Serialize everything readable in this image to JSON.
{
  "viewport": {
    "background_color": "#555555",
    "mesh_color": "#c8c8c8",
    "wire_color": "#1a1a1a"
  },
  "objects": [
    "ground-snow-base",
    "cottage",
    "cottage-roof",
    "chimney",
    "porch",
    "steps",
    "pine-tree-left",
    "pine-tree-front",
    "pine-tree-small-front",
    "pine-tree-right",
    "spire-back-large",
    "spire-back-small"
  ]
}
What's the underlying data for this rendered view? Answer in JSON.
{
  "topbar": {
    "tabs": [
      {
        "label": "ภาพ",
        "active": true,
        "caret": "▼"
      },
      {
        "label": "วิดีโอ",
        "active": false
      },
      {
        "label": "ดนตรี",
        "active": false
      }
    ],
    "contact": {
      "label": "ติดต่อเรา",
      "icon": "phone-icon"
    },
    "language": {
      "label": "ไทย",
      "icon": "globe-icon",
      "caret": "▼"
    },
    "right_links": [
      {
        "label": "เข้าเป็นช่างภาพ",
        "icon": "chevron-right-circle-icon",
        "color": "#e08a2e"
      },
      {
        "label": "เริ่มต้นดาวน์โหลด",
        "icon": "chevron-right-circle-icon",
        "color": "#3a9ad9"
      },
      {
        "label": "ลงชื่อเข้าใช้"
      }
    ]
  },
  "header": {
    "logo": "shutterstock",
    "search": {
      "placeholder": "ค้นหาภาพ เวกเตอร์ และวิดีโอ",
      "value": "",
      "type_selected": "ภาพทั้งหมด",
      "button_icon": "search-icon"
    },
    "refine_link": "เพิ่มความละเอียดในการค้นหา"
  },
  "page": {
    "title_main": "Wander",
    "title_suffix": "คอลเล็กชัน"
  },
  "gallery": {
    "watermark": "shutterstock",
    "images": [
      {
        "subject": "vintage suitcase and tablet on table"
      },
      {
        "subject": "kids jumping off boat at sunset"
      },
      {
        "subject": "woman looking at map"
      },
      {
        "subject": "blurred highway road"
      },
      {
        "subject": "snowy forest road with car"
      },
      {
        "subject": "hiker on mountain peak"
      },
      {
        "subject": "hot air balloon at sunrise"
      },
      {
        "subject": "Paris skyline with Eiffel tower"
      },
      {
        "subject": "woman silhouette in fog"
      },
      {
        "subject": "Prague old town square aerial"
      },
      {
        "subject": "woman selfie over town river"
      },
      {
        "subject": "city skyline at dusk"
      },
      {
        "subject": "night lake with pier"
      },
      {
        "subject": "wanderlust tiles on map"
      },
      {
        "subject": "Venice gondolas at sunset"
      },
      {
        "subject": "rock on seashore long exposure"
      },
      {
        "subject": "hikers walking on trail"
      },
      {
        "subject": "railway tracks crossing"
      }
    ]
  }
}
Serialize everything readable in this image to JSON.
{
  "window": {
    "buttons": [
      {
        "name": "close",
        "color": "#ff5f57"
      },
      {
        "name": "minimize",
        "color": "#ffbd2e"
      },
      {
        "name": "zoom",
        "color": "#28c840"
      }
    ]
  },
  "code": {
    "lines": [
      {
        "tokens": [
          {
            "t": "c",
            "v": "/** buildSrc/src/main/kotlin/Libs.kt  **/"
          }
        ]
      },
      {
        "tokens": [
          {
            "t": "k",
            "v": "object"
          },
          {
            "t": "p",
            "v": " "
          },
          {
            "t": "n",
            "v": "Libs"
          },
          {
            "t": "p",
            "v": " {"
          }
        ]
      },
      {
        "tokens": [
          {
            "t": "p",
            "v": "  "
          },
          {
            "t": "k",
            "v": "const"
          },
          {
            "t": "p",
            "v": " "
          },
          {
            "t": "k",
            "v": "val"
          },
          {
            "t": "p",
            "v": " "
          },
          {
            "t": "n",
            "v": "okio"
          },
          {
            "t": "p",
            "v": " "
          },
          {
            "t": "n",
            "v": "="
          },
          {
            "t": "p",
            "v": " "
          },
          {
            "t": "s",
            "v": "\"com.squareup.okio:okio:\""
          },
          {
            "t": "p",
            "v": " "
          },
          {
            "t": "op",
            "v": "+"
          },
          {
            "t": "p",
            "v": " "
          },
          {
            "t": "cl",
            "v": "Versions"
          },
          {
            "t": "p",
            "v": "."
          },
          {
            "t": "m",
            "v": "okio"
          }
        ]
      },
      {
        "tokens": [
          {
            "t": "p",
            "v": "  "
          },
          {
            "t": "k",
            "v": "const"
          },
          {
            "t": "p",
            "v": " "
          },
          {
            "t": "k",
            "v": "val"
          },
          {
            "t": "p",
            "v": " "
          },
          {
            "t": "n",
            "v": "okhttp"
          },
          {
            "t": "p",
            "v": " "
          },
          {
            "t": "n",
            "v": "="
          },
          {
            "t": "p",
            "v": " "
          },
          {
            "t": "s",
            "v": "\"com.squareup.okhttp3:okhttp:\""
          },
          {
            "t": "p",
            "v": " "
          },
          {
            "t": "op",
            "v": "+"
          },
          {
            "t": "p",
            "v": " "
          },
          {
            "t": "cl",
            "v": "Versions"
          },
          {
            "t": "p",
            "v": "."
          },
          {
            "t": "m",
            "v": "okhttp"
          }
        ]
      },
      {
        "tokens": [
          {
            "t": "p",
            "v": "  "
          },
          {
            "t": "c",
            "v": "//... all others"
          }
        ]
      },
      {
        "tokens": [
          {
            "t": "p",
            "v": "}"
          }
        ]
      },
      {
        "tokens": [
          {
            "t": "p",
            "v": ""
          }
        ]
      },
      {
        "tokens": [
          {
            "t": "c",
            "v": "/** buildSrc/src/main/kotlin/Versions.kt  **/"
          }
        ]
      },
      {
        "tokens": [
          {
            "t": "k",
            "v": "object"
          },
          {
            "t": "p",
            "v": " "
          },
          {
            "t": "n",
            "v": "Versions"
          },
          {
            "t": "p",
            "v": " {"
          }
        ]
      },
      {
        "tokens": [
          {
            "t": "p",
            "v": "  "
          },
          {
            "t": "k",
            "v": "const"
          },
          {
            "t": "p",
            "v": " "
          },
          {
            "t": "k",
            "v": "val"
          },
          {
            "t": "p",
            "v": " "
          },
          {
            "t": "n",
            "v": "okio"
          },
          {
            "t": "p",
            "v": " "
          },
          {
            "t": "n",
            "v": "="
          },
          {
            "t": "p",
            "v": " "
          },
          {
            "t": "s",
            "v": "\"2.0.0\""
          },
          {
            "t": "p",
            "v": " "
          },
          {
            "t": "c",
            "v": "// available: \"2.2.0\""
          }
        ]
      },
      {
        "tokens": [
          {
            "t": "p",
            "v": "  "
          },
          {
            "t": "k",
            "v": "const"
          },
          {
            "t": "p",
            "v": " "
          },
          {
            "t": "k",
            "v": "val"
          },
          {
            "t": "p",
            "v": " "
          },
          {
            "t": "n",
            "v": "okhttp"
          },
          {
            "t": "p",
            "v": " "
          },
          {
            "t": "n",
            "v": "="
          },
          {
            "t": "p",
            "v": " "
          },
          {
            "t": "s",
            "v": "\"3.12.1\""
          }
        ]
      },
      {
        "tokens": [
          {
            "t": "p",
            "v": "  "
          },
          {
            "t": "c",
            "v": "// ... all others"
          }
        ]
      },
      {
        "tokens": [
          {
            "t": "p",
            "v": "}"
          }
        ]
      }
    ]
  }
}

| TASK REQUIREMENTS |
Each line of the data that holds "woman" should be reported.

| ANSWER SECTION |
        "subject": "woman looking at map"
        "subject": "woman silhouette in fog"
        "subject": "woman selfie over town river"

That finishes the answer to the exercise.